I had this all planned out in my head.  Before coming to Sydney I used to lie in bed daydreaming about where I would live and what it would look like.  I was going to live in a nice studio apartment where every surface was going to be made out of granite and every utensil or fixture was going to be made out of stainless steel.  This of course was all going to be paid for by my well paid job.  I was going to live on my own as well and have new friends and people come round occasionally.  Things are different now though.
I am living in a small room in a rundown shared house.  The lose plug socket in the kitchen is an obvious safety hazard, half the lights don’t work and never will work and a family of rats have moved in across the hallway.

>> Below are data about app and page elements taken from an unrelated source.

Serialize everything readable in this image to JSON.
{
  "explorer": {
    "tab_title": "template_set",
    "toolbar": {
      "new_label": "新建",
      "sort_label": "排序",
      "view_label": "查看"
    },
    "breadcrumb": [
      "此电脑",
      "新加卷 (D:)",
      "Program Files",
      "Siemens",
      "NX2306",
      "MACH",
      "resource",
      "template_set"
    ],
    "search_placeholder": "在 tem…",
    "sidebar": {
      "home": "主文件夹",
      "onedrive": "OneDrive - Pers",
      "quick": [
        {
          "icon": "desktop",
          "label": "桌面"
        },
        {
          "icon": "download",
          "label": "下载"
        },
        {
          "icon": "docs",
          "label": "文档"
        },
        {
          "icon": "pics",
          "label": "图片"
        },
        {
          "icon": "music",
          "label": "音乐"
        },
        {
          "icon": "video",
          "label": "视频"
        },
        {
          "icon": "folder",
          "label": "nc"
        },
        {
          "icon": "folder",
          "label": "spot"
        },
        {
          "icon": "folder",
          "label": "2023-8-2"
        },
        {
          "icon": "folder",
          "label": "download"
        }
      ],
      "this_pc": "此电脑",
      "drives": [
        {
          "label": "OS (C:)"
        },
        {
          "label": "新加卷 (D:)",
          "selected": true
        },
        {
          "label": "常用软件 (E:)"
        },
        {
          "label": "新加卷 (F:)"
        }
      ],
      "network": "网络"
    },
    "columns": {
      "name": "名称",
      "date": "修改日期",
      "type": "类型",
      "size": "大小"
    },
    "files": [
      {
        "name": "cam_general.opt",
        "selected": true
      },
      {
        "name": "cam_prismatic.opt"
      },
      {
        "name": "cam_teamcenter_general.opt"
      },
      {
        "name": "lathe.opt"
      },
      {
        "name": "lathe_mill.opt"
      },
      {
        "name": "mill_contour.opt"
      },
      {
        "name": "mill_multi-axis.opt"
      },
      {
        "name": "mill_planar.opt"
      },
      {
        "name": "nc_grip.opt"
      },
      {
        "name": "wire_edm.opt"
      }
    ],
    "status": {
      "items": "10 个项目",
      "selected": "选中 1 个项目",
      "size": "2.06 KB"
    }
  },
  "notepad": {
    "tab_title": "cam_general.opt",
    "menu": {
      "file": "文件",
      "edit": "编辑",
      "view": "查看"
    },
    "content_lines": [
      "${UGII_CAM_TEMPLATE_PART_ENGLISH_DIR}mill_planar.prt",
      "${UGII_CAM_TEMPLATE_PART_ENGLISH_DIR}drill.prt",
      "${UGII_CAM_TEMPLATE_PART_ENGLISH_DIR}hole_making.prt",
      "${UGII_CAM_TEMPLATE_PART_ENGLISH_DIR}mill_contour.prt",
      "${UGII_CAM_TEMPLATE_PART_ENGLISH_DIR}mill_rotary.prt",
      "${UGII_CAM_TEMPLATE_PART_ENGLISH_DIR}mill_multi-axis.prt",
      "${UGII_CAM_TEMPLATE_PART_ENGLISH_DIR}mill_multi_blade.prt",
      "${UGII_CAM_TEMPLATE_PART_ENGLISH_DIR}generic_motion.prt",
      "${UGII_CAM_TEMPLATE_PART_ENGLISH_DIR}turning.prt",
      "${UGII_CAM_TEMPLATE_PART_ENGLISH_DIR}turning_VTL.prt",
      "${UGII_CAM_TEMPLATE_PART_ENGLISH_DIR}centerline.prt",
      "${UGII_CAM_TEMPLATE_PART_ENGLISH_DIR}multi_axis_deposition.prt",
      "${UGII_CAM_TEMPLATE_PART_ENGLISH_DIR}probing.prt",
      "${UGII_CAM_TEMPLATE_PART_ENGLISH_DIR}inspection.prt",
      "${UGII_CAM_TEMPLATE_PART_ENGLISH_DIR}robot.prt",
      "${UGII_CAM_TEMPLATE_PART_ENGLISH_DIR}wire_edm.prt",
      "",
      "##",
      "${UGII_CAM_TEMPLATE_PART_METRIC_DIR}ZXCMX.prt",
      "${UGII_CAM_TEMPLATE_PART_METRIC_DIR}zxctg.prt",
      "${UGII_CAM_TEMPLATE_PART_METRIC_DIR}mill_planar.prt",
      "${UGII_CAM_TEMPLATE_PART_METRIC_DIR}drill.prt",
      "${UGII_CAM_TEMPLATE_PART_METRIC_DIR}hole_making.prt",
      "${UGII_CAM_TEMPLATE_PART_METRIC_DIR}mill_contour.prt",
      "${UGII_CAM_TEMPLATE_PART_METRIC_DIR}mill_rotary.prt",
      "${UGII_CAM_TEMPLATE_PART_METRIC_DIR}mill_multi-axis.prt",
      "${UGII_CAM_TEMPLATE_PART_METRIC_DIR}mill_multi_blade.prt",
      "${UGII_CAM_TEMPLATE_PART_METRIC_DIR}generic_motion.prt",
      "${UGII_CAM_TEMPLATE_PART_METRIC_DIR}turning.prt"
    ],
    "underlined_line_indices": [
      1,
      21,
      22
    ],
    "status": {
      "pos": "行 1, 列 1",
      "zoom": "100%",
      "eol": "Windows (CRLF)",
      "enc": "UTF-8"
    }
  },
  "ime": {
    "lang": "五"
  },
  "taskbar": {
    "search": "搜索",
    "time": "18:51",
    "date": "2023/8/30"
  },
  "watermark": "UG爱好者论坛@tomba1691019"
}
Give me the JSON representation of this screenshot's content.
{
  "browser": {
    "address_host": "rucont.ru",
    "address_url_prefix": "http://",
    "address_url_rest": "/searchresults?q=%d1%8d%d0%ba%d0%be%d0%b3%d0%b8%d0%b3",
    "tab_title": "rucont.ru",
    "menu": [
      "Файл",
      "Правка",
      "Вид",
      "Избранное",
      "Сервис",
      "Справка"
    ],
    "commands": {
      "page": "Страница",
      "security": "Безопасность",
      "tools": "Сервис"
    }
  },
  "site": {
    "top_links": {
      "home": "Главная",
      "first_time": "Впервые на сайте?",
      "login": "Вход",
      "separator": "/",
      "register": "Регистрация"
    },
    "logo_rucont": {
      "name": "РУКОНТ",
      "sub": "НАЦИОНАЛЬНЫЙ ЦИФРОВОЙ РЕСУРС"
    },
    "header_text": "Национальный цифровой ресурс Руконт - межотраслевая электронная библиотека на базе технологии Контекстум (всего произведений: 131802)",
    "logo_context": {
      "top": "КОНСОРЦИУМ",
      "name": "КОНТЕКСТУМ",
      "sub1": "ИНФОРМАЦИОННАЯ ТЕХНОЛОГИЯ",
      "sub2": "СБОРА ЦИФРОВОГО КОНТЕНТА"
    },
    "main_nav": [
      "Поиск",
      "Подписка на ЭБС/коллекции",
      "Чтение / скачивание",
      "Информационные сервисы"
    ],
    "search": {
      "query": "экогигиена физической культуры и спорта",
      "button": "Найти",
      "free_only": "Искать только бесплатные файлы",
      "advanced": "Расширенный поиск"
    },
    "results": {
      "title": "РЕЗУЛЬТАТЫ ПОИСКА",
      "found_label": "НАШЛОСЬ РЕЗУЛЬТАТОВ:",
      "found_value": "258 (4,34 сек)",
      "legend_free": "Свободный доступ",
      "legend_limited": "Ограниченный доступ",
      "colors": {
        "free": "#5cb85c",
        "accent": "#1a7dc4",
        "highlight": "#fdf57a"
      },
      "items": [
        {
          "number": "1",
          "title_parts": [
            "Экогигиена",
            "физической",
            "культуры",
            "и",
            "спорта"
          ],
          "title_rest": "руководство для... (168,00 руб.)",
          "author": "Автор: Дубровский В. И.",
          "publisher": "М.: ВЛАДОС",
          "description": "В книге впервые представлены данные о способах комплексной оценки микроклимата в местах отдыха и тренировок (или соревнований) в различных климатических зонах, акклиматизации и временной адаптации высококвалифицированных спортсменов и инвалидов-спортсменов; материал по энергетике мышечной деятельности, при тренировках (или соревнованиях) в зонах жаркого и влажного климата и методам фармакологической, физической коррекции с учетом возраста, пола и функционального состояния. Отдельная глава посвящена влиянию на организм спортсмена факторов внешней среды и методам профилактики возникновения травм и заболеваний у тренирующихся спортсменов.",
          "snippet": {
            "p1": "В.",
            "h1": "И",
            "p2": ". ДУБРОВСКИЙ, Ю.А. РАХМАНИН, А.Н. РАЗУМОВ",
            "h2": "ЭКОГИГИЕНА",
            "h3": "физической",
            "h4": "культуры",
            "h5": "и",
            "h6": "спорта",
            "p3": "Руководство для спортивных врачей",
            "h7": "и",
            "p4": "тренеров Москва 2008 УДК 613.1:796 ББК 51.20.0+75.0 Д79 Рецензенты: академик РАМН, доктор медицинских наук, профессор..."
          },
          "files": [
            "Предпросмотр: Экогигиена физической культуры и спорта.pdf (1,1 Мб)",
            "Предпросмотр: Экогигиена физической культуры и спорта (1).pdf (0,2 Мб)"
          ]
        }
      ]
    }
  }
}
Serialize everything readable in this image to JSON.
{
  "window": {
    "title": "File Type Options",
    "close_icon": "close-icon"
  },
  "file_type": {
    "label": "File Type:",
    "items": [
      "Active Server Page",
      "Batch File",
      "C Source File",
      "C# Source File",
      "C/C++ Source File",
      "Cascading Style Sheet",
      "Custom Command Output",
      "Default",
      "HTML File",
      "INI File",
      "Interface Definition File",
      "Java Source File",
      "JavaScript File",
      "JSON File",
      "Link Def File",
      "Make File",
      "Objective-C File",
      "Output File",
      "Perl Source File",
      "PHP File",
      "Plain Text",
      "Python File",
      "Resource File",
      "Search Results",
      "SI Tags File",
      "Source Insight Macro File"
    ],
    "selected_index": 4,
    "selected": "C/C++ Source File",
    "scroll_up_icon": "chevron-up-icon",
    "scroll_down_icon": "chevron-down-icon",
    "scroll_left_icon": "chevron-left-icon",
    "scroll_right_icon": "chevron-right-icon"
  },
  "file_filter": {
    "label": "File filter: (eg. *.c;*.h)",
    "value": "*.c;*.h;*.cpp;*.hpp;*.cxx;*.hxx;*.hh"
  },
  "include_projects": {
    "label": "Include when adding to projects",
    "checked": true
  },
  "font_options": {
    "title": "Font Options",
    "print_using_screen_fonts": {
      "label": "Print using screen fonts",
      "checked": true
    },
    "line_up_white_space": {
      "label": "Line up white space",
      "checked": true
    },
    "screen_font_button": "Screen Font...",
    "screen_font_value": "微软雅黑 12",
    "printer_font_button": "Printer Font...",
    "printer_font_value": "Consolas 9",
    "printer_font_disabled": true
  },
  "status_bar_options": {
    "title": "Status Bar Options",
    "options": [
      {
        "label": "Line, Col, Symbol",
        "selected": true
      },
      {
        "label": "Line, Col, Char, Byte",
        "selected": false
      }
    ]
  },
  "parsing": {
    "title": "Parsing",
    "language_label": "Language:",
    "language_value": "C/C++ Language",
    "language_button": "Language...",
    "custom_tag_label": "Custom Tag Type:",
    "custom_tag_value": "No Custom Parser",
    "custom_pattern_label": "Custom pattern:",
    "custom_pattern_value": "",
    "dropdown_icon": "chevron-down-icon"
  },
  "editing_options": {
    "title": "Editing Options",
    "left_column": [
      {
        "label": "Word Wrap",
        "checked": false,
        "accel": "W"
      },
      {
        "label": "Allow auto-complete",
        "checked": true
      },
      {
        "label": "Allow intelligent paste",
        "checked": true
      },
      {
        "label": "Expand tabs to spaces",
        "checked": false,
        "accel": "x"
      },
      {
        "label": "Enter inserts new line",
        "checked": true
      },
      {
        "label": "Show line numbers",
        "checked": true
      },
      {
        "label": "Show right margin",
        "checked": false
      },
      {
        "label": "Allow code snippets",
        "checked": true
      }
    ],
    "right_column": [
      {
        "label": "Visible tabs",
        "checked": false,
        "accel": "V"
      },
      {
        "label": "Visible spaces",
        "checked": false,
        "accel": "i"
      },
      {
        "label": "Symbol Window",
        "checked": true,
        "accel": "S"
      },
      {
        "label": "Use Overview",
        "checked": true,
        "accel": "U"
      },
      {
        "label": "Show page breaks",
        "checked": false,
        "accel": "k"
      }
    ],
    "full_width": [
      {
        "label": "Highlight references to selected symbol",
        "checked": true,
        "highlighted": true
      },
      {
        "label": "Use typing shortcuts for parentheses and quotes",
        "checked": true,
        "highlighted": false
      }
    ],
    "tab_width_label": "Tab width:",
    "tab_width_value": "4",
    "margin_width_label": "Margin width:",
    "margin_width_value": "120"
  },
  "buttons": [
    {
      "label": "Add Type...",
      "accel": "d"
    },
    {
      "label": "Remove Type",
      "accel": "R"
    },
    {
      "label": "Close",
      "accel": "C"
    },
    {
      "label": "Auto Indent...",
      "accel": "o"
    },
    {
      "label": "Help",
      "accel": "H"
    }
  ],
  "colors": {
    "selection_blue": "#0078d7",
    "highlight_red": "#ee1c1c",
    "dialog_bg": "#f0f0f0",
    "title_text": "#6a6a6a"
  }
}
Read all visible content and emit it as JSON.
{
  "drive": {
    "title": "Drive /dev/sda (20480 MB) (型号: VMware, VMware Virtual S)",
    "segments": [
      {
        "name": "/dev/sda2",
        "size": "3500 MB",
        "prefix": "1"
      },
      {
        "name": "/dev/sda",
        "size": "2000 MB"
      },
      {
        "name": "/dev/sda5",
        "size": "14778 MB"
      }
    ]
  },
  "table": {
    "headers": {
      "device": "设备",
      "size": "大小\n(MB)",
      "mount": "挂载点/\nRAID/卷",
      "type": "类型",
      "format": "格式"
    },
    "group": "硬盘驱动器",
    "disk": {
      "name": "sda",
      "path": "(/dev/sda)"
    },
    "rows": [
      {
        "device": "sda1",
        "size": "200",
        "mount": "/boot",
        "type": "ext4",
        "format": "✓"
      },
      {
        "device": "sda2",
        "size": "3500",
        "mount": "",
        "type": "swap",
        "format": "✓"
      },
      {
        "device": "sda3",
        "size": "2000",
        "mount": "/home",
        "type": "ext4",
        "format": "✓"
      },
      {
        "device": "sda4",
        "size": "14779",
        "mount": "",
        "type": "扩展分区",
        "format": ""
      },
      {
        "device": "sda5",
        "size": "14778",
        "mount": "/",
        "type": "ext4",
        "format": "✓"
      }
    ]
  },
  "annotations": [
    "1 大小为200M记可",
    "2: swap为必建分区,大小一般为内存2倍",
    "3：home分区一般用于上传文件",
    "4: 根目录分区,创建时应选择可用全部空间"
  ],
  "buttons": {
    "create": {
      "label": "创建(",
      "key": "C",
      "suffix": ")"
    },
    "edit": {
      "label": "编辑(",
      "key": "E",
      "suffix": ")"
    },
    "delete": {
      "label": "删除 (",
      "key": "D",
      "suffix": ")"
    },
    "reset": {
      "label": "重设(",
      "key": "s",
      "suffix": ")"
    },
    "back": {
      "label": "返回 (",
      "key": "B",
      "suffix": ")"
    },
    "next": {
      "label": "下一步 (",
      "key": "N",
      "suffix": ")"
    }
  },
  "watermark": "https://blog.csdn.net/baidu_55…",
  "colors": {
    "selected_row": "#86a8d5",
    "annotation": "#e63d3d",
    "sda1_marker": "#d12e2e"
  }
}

It is scary that this plug even works.

Sellotape doesn't stop rats.

The main difference between the place in my head and the place where I am is the people, the fact that I am not living alone.  I have always lived with people in big shared houses like this.  During my time at University I lived in 2 shared houses with at least 6 other people and I thought Sydney would be different.  I thought because I am not a student now I would live on my own and “grow up”. 

But moving into this shared house made me realize that I was wrong about the whole thing.  In fact looking back at the studio apartment in my head I couldn’t think of anywhere worse to live.  Living on my own would be horrible and I don’t know how people do it or even enjoy it.  What do you do when you’re at home when there is no-one there?  There will be no surprises, nothing will be different because there is no-one else around to change things.

I am sure this would be different if I had ever lived with someone deeply unpleasant but everyone I have lived with has been really nice.  Maybe I have just been lucky?  Or maybe it is because people who look to live in shared accommodation are on the same wave length as me.  And of course there are issues with living with people like when you want to use something in the kitchen but some else has used it and not cleaned it after themselves.  But I much rather live in a house with a dirty kitchen than a house with a lonely kitchen.

There is always something happening.

So I am happy with living in a shared house and I can’t ever imagine living on my own.

Question: Do you live on your own?  Do you think I am mad that I never want to live in a place that is exclusively mine?  Or do you agree with me and think living with other people is the way to live?  Write a comment and let me know what you think.